BEGIN PROVIDED MATERIAL

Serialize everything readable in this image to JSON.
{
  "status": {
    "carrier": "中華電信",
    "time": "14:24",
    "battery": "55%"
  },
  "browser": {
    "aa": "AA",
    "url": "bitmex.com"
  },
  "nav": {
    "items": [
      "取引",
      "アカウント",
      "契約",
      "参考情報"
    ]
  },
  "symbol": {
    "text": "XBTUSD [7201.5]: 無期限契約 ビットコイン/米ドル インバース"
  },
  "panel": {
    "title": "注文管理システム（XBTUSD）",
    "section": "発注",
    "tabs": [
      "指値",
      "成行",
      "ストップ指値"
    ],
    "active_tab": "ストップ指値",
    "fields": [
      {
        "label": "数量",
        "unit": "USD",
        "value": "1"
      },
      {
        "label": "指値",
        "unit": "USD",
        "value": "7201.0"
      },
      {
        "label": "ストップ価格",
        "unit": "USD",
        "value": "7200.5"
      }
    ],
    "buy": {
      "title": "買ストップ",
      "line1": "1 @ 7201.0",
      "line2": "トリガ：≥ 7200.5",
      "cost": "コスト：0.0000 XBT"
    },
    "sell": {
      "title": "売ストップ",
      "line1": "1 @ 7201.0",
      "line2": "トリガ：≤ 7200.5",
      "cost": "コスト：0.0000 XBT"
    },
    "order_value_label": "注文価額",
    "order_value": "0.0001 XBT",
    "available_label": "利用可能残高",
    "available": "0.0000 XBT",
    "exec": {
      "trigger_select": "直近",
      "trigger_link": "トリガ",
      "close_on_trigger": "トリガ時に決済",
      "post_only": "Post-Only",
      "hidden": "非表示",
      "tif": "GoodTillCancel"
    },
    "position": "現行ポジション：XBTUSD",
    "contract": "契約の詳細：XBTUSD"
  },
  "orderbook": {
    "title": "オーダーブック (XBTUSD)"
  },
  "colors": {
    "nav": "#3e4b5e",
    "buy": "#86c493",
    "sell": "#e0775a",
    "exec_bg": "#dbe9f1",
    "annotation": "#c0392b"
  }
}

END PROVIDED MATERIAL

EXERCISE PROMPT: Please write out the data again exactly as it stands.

TASK SOLUTION:
Serialize everything readable in this image to JSON.
{
  "status": {
    "carrier": "中華電信",
    "time": "14:24",
    "battery": "55%"
  },
  "browser": {
    "aa": "AA",
    "url": "bitmex.com"
  },
  "nav": {
    "items": [
      "取引",
      "アカウント",
      "契約",
      "参考情報"
    ]
  },
  "symbol": {
    "text": "XBTUSD [7201.5]: 無期限契約 ビットコイン/米ドル インバース"
  },
  "panel": {
    "title": "注文管理システム（XBTUSD）",
    "section": "発注",
    "tabs": [
      "指値",
      "成行",
      "ストップ指値"
    ],
    "active_tab": "ストップ指値",
    "fields": [
      {
        "label": "数量",
        "unit": "USD",
        "value": "1"
      },
      {
        "label": "指値",
        "unit": "USD",
        "value": "7201.0"
      },
      {
        "label": "ストップ価格",
        "unit": "USD",
        "value": "7200.5"
      }
    ],
    "buy": {
      "title": "買ストップ",
      "line1": "1 @ 7201.0",
      "line2": "トリガ：≥ 7200.5",
      "cost": "コスト：0.0000 XBT"
    },
    "sell": {
      "title": "売ストップ",
      "line1": "1 @ 7201.0",
      "line2": "トリガ：≤ 7200.5",
      "cost": "コスト：0.0000 XBT"
    },
    "order_value_label": "注文価額",
    "order_value": "0.0001 XBT",
    "available_label": "利用可能残高",
    "available": "0.0000 XBT",
    "exec": {
      "trigger_select": "直近",
      "trigger_link": "トリガ",
      "close_on_trigger": "トリガ時に決済",
      "post_only": "Post-Only",
      "hidden": "非表示",
      "tif": "GoodTillCancel"
    },
    "position": "現行ポジション：XBTUSD",
    "contract": "契約の詳細：XBTUSD"
  },
  "orderbook": {
    "title": "オーダーブック (XBTUSD)"
  },
  "colors": {
    "nav": "#3e4b5e",
    "buy": "#86c493",
    "sell": "#e0775a",
    "exec_bg": "#dbe9f1",
    "annotation": "#c0392b"
  }
}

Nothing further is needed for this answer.